◆ **Material for the task**:
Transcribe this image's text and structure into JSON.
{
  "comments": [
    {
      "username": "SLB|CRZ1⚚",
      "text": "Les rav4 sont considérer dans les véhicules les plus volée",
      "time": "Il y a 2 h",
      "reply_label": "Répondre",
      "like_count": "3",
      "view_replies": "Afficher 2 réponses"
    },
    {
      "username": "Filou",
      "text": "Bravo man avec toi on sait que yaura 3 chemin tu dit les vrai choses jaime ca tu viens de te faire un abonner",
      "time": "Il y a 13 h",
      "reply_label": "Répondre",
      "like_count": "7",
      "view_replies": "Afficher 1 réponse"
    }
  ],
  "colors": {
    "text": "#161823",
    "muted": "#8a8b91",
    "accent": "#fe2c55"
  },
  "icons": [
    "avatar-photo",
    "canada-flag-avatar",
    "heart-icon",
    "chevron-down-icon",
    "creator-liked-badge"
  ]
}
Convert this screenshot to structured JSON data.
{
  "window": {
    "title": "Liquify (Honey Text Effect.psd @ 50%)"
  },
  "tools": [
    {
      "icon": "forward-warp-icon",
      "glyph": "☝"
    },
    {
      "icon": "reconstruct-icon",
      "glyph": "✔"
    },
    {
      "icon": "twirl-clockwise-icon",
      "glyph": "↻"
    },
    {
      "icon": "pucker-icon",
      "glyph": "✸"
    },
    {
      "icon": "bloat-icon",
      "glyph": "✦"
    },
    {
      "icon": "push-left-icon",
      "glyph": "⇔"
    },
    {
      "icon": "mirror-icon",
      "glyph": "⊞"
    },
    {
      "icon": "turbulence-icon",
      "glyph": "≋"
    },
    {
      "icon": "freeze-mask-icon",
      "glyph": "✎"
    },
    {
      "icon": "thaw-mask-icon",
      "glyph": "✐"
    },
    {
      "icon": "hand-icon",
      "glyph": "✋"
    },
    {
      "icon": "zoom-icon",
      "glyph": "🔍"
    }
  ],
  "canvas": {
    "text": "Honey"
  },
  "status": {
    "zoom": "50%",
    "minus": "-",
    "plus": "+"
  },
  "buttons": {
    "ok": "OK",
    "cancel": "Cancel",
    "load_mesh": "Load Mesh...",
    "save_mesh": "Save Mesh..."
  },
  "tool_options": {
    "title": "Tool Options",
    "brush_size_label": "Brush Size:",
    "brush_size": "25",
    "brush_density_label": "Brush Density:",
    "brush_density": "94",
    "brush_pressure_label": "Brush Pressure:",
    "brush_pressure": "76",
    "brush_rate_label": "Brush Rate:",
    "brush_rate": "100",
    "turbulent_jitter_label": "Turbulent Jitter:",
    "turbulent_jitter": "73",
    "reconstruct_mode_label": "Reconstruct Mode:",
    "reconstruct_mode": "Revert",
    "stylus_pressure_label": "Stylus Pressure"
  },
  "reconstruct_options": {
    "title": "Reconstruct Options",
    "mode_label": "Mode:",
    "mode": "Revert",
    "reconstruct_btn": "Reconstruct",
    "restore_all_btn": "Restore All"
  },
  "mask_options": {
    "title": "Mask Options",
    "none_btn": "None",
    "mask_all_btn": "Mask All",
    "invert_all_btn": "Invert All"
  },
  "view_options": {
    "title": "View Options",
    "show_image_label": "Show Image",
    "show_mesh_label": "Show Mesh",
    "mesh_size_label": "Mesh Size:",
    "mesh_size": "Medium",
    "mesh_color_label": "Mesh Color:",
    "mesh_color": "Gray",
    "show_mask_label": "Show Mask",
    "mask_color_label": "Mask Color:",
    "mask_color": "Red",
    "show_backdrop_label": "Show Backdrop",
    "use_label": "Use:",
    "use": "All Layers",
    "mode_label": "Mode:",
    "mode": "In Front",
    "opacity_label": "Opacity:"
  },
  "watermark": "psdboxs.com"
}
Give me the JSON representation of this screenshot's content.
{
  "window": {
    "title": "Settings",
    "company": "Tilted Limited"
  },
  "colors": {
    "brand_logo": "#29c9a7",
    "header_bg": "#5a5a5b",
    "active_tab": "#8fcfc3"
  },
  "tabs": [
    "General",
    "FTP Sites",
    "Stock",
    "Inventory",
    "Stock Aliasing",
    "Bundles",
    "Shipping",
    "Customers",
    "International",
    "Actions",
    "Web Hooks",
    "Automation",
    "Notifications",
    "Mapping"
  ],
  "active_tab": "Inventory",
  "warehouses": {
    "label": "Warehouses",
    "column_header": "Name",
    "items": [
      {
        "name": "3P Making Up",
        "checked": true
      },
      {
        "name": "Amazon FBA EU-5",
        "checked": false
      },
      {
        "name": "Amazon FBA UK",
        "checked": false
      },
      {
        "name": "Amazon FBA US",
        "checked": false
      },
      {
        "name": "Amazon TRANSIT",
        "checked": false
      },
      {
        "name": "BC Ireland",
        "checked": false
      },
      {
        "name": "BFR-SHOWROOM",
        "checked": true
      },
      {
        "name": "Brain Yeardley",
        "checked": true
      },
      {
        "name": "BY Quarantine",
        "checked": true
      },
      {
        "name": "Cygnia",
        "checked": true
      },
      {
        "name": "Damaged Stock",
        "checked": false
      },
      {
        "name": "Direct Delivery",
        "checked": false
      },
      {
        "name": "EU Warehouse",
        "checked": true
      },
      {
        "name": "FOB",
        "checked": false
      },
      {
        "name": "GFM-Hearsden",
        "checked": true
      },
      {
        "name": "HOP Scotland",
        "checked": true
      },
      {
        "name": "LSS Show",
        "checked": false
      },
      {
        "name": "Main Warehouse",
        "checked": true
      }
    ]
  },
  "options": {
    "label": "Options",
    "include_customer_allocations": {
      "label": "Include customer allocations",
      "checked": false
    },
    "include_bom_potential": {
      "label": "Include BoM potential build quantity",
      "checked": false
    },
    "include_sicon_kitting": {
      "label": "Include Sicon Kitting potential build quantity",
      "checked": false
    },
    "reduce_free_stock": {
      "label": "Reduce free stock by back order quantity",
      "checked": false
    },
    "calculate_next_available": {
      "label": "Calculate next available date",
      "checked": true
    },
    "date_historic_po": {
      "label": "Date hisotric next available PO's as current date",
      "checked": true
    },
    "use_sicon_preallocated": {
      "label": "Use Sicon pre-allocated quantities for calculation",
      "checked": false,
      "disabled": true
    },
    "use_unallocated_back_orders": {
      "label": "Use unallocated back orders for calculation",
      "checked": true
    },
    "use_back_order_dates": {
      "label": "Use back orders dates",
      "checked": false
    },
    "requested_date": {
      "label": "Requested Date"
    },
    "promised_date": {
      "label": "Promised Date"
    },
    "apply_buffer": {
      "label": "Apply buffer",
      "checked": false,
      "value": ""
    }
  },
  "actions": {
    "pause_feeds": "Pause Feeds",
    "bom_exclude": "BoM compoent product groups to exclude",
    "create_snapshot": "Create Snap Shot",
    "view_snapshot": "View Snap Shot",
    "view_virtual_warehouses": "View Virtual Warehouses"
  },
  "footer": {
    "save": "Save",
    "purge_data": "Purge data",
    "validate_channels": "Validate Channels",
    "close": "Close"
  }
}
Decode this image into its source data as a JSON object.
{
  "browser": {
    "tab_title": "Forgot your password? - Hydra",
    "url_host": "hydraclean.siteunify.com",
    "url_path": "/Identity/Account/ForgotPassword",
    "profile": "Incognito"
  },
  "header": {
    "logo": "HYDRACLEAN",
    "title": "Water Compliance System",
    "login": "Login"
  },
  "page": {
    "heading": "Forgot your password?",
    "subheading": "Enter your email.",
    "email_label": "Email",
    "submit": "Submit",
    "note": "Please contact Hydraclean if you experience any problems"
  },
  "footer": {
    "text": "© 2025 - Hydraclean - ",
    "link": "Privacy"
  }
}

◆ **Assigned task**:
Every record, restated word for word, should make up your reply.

◆ **Result below**:
Transcribe this image's text and structure into JSON.
{
  "comments": [
    {
      "username": "SLB|CRZ1⚚",
      "text": "Les rav4 sont considérer dans les véhicules les plus volée",
      "time": "Il y a 2 h",
      "reply_label": "Répondre",
      "like_count": "3",
      "view_replies": "Afficher 2 réponses"
    },
    {
      "username": "Filou",
      "text": "Bravo man avec toi on sait que yaura 3 chemin tu dit les vrai choses jaime ca tu viens de te faire un abonner",
      "time": "Il y a 13 h",
      "reply_label": "Répondre",
      "like_count": "7",
      "view_replies": "Afficher 1 réponse"
    }
  ],
  "colors": {
    "text": "#161823",
    "muted": "#8a8b91",
    "accent": "#fe2c55"
  },
  "icons": [
    "avatar-photo",
    "canada-flag-avatar",
    "heart-icon",
    "chevron-down-icon",
    "creator-liked-badge"
  ]
}
Convert this screenshot to structured JSON data.
{
  "window": {
    "title": "Liquify (Honey Text Effect.psd @ 50%)"
  },
  "tools": [
    {
      "icon": "forward-warp-icon",
      "glyph": "☝"
    },
    {
      "icon": "reconstruct-icon",
      "glyph": "✔"
    },
    {
      "icon": "twirl-clockwise-icon",
      "glyph": "↻"
    },
    {
      "icon": "pucker-icon",
      "glyph": "✸"
    },
    {
      "icon": "bloat-icon",
      "glyph": "✦"
    },
    {
      "icon": "push-left-icon",
      "glyph": "⇔"
    },
    {
      "icon": "mirror-icon",
      "glyph": "⊞"
    },
    {
      "icon": "turbulence-icon",
      "glyph": "≋"
    },
    {
      "icon": "freeze-mask-icon",
      "glyph": "✎"
    },
    {
      "icon": "thaw-mask-icon",
      "glyph": "✐"
    },
    {
      "icon": "hand-icon",
      "glyph": "✋"
    },
    {
      "icon": "zoom-icon",
      "glyph": "🔍"
    }
  ],
  "canvas": {
    "text": "Honey"
  },
  "status": {
    "zoom": "50%",
    "minus": "-",
    "plus": "+"
  },
  "buttons": {
    "ok": "OK",
    "cancel": "Cancel",
    "load_mesh": "Load Mesh...",
    "save_mesh": "Save Mesh..."
  },
  "tool_options": {
    "title": "Tool Options",
    "brush_size_label": "Brush Size:",
    "brush_size": "25",
    "brush_density_label": "Brush Density:",
    "brush_density": "94",
    "brush_pressure_label": "Brush Pressure:",
    "brush_pressure": "76",
    "brush_rate_label": "Brush Rate:",
    "brush_rate": "100",
    "turbulent_jitter_label": "Turbulent Jitter:",
    "turbulent_jitter": "73",
    "reconstruct_mode_label": "Reconstruct Mode:",
    "reconstruct_mode": "Revert",
    "stylus_pressure_label": "Stylus Pressure"
  },
  "reconstruct_options": {
    "title": "Reconstruct Options",
    "mode_label": "Mode:",
    "mode": "Revert",
    "reconstruct_btn": "Reconstruct",
    "restore_all_btn": "Restore All"
  },
  "mask_options": {
    "title": "Mask Options",
    "none_btn": "None",
    "mask_all_btn": "Mask All",
    "invert_all_btn": "Invert All"
  },
  "view_options": {
    "title": "View Options",
    "show_image_label": "Show Image",
    "show_mesh_label": "Show Mesh",
    "mesh_size_label": "Mesh Size:",
    "mesh_size": "Medium",
    "mesh_color_label": "Mesh Color:",
    "mesh_color": "Gray",
    "show_mask_label": "Show Mask",
    "mask_color_label": "Mask Color:",
    "mask_color": "Red",
    "show_backdrop_label": "Show Backdrop",
    "use_label": "Use:",
    "use": "All Layers",
    "mode_label": "Mode:",
    "mode": "In Front",
    "opacity_label": "Opacity:"
  },
  "watermark": "psdboxs.com"
}
Give me the JSON representation of this screenshot's content.
{
  "window": {
    "title": "Settings",
    "company": "Tilted Limited"
  },
  "colors": {
    "brand_logo": "#29c9a7",
    "header_bg": "#5a5a5b",
    "active_tab": "#8fcfc3"
  },
  "tabs": [
    "General",
    "FTP Sites",
    "Stock",
    "Inventory",
    "Stock Aliasing",
    "Bundles",
    "Shipping",
    "Customers",
    "International",
    "Actions",
    "Web Hooks",
    "Automation",
    "Notifications",
    "Mapping"
  ],
  "active_tab": "Inventory",
  "warehouses": {
    "label": "Warehouses",
    "column_header": "Name",
    "items": [
      {
        "name": "3P Making Up",
        "checked": true
      },
      {
        "name": "Amazon FBA EU-5",
        "checked": false
      },
      {
        "name": "Amazon FBA UK",
        "checked": false
      },
      {
        "name": "Amazon FBA US",
        "checked": false
      },
      {
        "name": "Amazon TRANSIT",
        "checked": false
      },
      {
        "name": "BC Ireland",
        "checked": false
      },
      {
        "name": "BFR-SHOWROOM",
        "checked": true
      },
      {
        "name": "Brain Yeardley",
        "checked": true
      },
      {
        "name": "BY Quarantine",
        "checked": true
      },
      {
        "name": "Cygnia",
        "checked": true
      },
      {
        "name": "Damaged Stock",
        "checked": false
      },
      {
        "name": "Direct Delivery",
        "checked": false
      },
      {
        "name": "EU Warehouse",
        "checked": true
      },
      {
        "name": "FOB",
        "checked": false
      },
      {
        "name": "GFM-Hearsden",
        "checked": true
      },
      {
        "name": "HOP Scotland",
        "checked": true
      },
      {
        "name": "LSS Show",
        "checked": false
      },
      {
        "name": "Main Warehouse",
        "checked": true
      }
    ]
  },
  "options": {
    "label": "Options",
    "include_customer_allocations": {
      "label": "Include customer allocations",
      "checked": false
    },
    "include_bom_potential": {
      "label": "Include BoM potential build quantity",
      "checked": false
    },
    "include_sicon_kitting": {
      "label": "Include Sicon Kitting potential build quantity",
      "checked": false
    },
    "reduce_free_stock": {
      "label": "Reduce free stock by back order quantity",
      "checked": false
    },
    "calculate_next_available": {
      "label": "Calculate next available date",
      "checked": true
    },
    "date_historic_po": {
      "label": "Date hisotric next available PO's as current date",
      "checked": true
    },
    "use_sicon_preallocated": {
      "label": "Use Sicon pre-allocated quantities for calculation",
      "checked": false,
      "disabled": true
    },
    "use_unallocated_back_orders": {
      "label": "Use unallocated back orders for calculation",
      "checked": true
    },
    "use_back_order_dates": {
      "label": "Use back orders dates",
      "checked": false
    },
    "requested_date": {
      "label": "Requested Date"
    },
    "promised_date": {
      "label": "Promised Date"
    },
    "apply_buffer": {
      "label": "Apply buffer",
      "checked": false,
      "value": ""
    }
  },
  "actions": {
    "pause_feeds": "Pause Feeds",
    "bom_exclude": "BoM compoent product groups to exclude",
    "create_snapshot": "Create Snap Shot",
    "view_snapshot": "View Snap Shot",
    "view_virtual_warehouses": "View Virtual Warehouses"
  },
  "footer": {
    "save": "Save",
    "purge_data": "Purge data",
    "validate_channels": "Validate Channels",
    "close": "Close"
  }
}
Decode this image into its source data as a JSON object.
{
  "browser": {
    "tab_title": "Forgot your password? - Hydra",
    "url_host": "hydraclean.siteunify.com",
    "url_path": "/Identity/Account/ForgotPassword",
    "profile": "Incognito"
  },
  "header": {
    "logo": "HYDRACLEAN",
    "title": "Water Compliance System",
    "login": "Login"
  },
  "page": {
    "heading": "Forgot your password?",
    "subheading": "Enter your email.",
    "email_label": "Email",
    "submit": "Submit",
    "note": "Please contact Hydraclean if you experience any problems"
  },
  "footer": {
    "text": "© 2025 - Hydraclean - ",
    "link": "Privacy"
  }
}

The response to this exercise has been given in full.